> **What is expected**
Return all lines below containing the word "author".

> **Records to process**
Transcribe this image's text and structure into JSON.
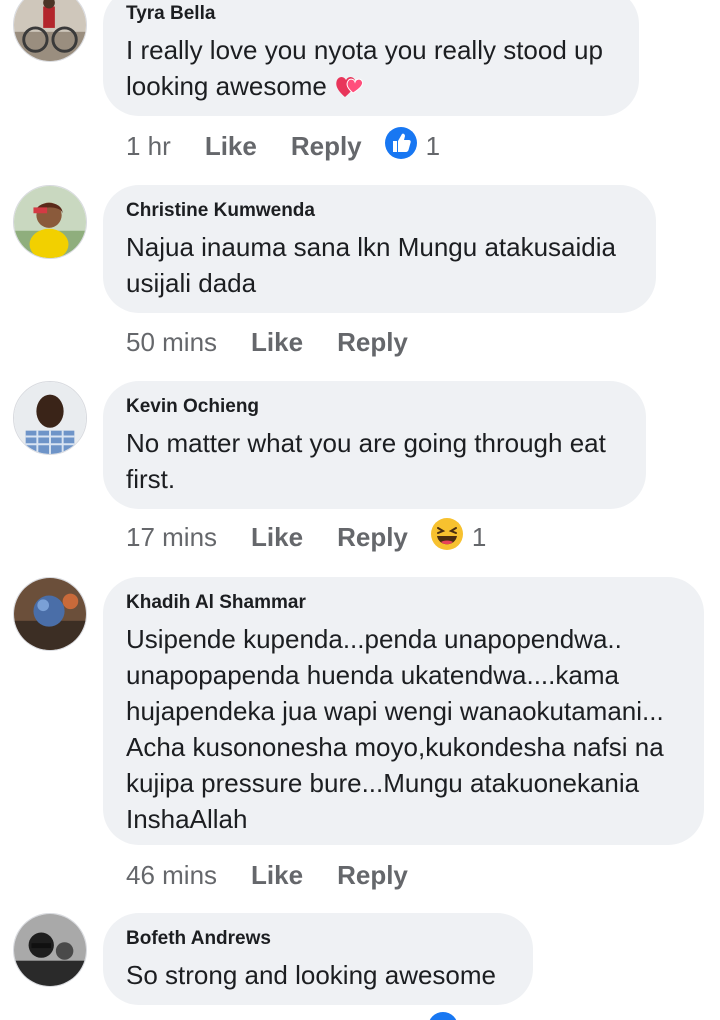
{
  "comments": [
    {
      "author": "Tyra Bella",
      "lines": [
        "I really love you nyota you really stood up",
        "looking awesome"
      ],
      "inline_emoji": "heart-icon",
      "time": "1 hr",
      "like_label": "Like",
      "reply_label": "Reply",
      "reaction": "like-icon",
      "reaction_count": "1"
    },
    {
      "author": "Christine Kumwenda",
      "lines": [
        "Najua inauma sana lkn Mungu atakusaidia",
        "usijali dada"
      ],
      "time": "50 mins",
      "like_label": "Like",
      "reply_label": "Reply"
    },
    {
      "author": "Kevin Ochieng",
      "lines": [
        "No matter what you are going through eat",
        "first."
      ],
      "time": "17 mins",
      "like_label": "Like",
      "reply_label": "Reply",
      "reaction": "haha-icon",
      "reaction_count": "1"
    },
    {
      "author": "Khadih Al Shammar",
      "lines": [
        "Usipende kupenda...penda unapopendwa..",
        "unapopapenda huenda ukatendwa....kama",
        "hujapendeka jua wapi wengi wanaokutamani...",
        "Acha kusononesha moyo,kukondesha nafsi na",
        "kujipa pressure bure...Mungu atakuonekania",
        "InshaAllah"
      ],
      "time": "46 mins",
      "like_label": "Like",
      "reply_label": "Reply"
    },
    {
      "author": "Bofeth Andrews",
      "lines": [
        "So strong and looking awesome"
      ]
    }
  ],
  "colors": {
    "bubble": "#eff1f4",
    "text": "#1c1e21",
    "meta": "#65676b",
    "like_blue": "#1877f2",
    "haha_yellow": "#f7c12f"
  }
}
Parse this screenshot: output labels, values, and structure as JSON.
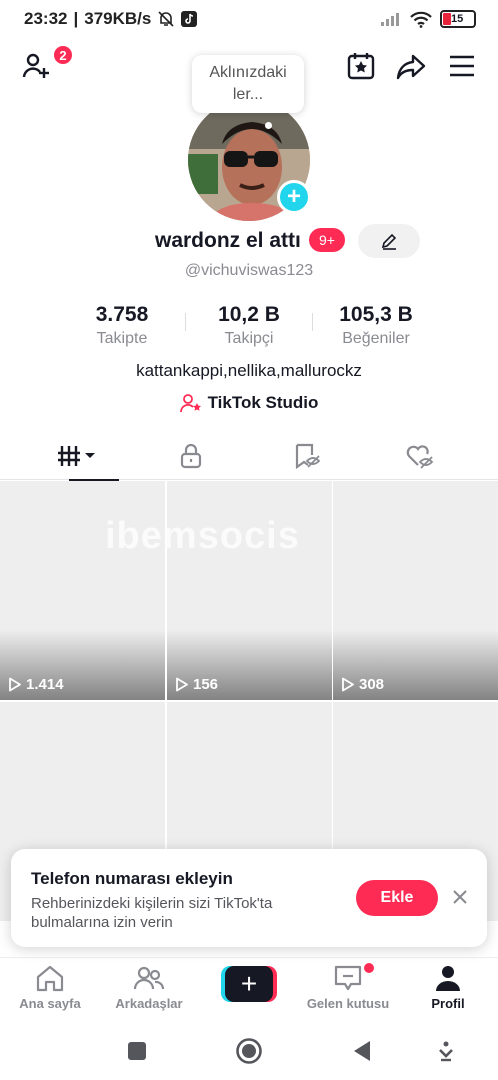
{
  "status_bar": {
    "time": "23:32",
    "network_speed": "379KB/s",
    "battery": "15"
  },
  "bubble": {
    "text": "Aklınızdaki ler..."
  },
  "profile": {
    "username": "wardonz el attı",
    "badge": "9+",
    "handle": "@vichuviswas123",
    "bio": "kattankappi,nellika,mallurockz",
    "studio_label": "TikTok Studio"
  },
  "header": {
    "notification_count": "2"
  },
  "stats": [
    {
      "value": "3.758",
      "label": "Takipte"
    },
    {
      "value": "10,2 B",
      "label": "Takipçi"
    },
    {
      "value": "105,3 B",
      "label": "Beğeniler"
    }
  ],
  "tabs": [
    "videos-grid",
    "private",
    "reposts",
    "liked"
  ],
  "videos": [
    {
      "views": "1.414"
    },
    {
      "views": "156"
    },
    {
      "views": "308"
    },
    {
      "views": ""
    },
    {
      "views": ""
    },
    {
      "views": ""
    }
  ],
  "watermark": "ibemsocis",
  "toast": {
    "title": "Telefon numarası ekleyin",
    "body": "Rehberinizdeki kişilerin sizi TikTok'ta bulmalarına izin verin",
    "button": "Ekle"
  },
  "bottom_nav": [
    {
      "label": "Ana sayfa",
      "icon": "home-icon"
    },
    {
      "label": "Arkadaşlar",
      "icon": "friends-icon"
    },
    {
      "label": "",
      "icon": "create-icon"
    },
    {
      "label": "Gelen kutusu",
      "icon": "inbox-icon"
    },
    {
      "label": "Profil",
      "icon": "profile-icon"
    }
  ],
  "colors": {
    "accent": "#fe2c55",
    "cyan": "#20d5ec",
    "text": "#161823",
    "muted": "#8a8b91"
  }
}
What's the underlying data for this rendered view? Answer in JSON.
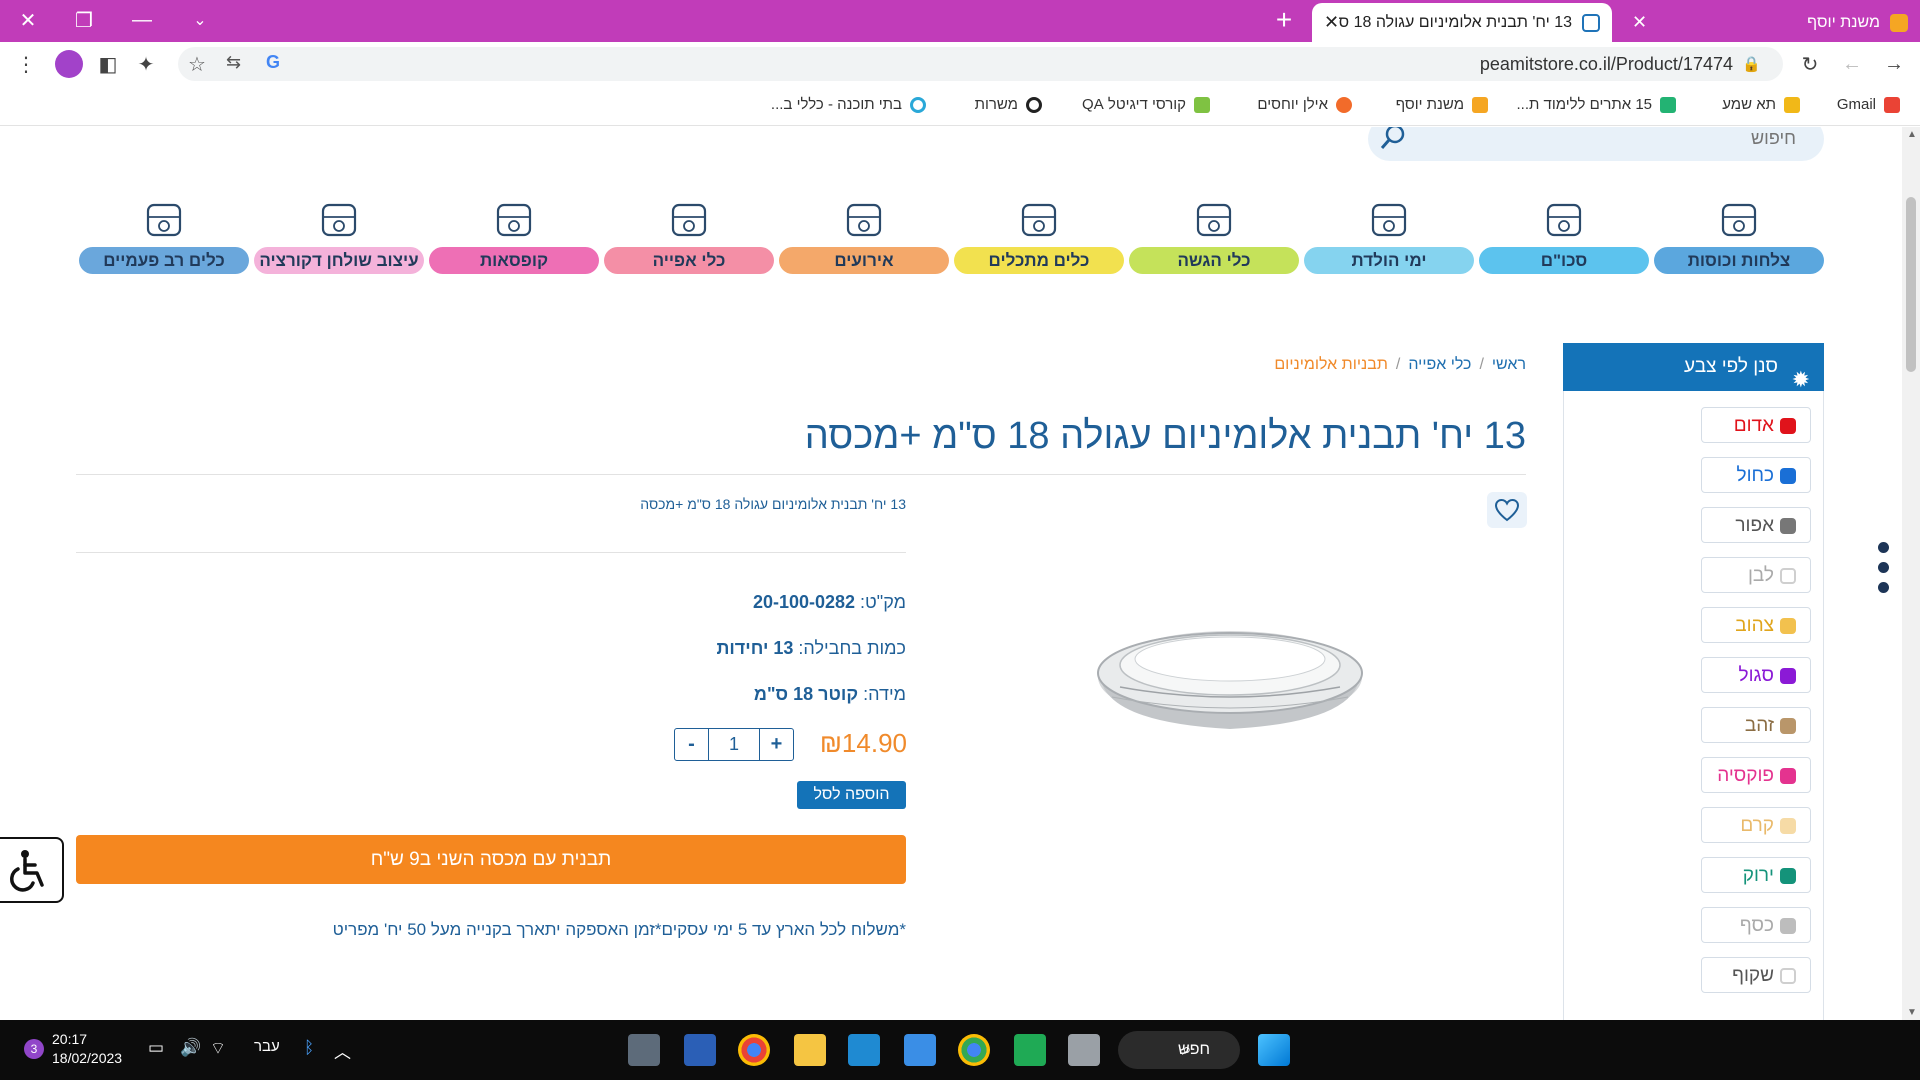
{
  "browser": {
    "tabs": [
      {
        "title": "13 יח' תבנית אלומיניום עגולה 18 ס",
        "active": true
      },
      {
        "title": "משנת יוסף",
        "active": false
      }
    ],
    "url": "peamitstore.co.il/Product/17474",
    "bookmarks": [
      "Gmail",
      "תא שמע",
      "15 אתרים ללימוד ת...",
      "משנת יוסף",
      "אילן יוחסים",
      "קורסי דיגיטל QA",
      "משרות",
      "בתי תוכנה - כללי ב..."
    ]
  },
  "site": {
    "search_placeholder": "חיפוש",
    "categories": [
      {
        "label": "צלחות וכוסות",
        "color": "#5ba7de",
        "icon": "cup-plate-icon"
      },
      {
        "label": "סכו\"ם",
        "color": "#5cc3ee",
        "icon": "cutlery-icon"
      },
      {
        "label": "ימי הולדת",
        "color": "#85d3ef",
        "icon": "balloons-icon"
      },
      {
        "label": "כלי הגשה",
        "color": "#c5e25a",
        "icon": "serving-dome-icon"
      },
      {
        "label": "כלים מתכלים",
        "color": "#f2e14f",
        "icon": "leaves-icon"
      },
      {
        "label": "אירועים",
        "color": "#f4a86a",
        "icon": "wine-glasses-icon"
      },
      {
        "label": "כלי אפייה",
        "color": "#f48fa6",
        "icon": "cupcake-icon"
      },
      {
        "label": "קופסאות",
        "color": "#ee6fb5",
        "icon": "boxes-icon"
      },
      {
        "label": "עיצוב שולחן דקורציה",
        "color": "#f4b2da",
        "icon": "tablecloth-icon"
      },
      {
        "label": "כלים רב פעמיים",
        "color": "#6aa7dc",
        "icon": "containers-icon"
      }
    ]
  },
  "filter": {
    "title": "סנן לפי צבע",
    "colors": [
      {
        "label": "אדום",
        "swatch": "#e0131b",
        "text": "#e0131b"
      },
      {
        "label": "כחול",
        "swatch": "#1a6fd6",
        "text": "#1a6fd6"
      },
      {
        "label": "אפור",
        "swatch": "#777777",
        "text": "#555555"
      },
      {
        "label": "לבן",
        "swatch": "#ffffff",
        "text": "#aaaaaa"
      },
      {
        "label": "צהוב",
        "swatch": "#f2c14e",
        "text": "#e0a51c"
      },
      {
        "label": "סגול",
        "swatch": "#8b1ad6",
        "text": "#8b1ad6"
      },
      {
        "label": "זהב",
        "swatch": "#b9966a",
        "text": "#8b6d43"
      },
      {
        "label": "פוקסיה",
        "swatch": "#e4338f",
        "text": "#e4338f"
      },
      {
        "label": "קרם",
        "swatch": "#f6dba6",
        "text": "#e9b96a"
      },
      {
        "label": "ירוק",
        "swatch": "#14937a",
        "text": "#14937a"
      },
      {
        "label": "כסף",
        "swatch": "#bdbdbd",
        "text": "#aaaaaa"
      },
      {
        "label": "שקוף",
        "swatch": "#ffffff",
        "text": "#555555"
      }
    ]
  },
  "product": {
    "breadcrumb": {
      "home": "ראשי",
      "category": "כלי אפייה",
      "current": "תבניות אלומיניום"
    },
    "title": "13 יח' תבנית אלומיניום עגולה 18 ס\"מ +מכסה",
    "subtitle": "13 יח' תבנית אלומיניום עגולה 18 ס\"מ +מכסה",
    "sku_label": "מק\"ט:",
    "sku": "20-100-0282",
    "qty_label": "כמות בחבילה:",
    "qty_value": "13 יחידות",
    "size_label": "מידה:",
    "size_value": "קוטר 18 ס\"מ",
    "price": "₪14.90",
    "quantity": "1",
    "minus": "-",
    "plus": "+",
    "add_to_cart": "הוספה לסל",
    "promo": "תבנית עם מכסה השני ב9 ש\"ח",
    "shipping": "*משלוח לכל הארץ עד 5 ימי עסקים*זמן האספקה יתארך בקנייה מעל 50 יח' מפריט"
  },
  "taskbar": {
    "search": "חפש",
    "lang": "עבר",
    "time": "20:17",
    "date": "18/02/2023",
    "notifications": "3"
  }
}
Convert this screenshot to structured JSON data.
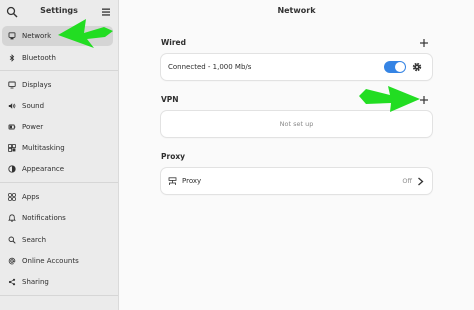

> **Response area**
      "author": "Tyra Bella",
      "author": "Christine Kumwenda",
      "author": "Kevin Ochieng",
      "author": "Khadih Al Shammar",
      "author": "Bofeth Andrews",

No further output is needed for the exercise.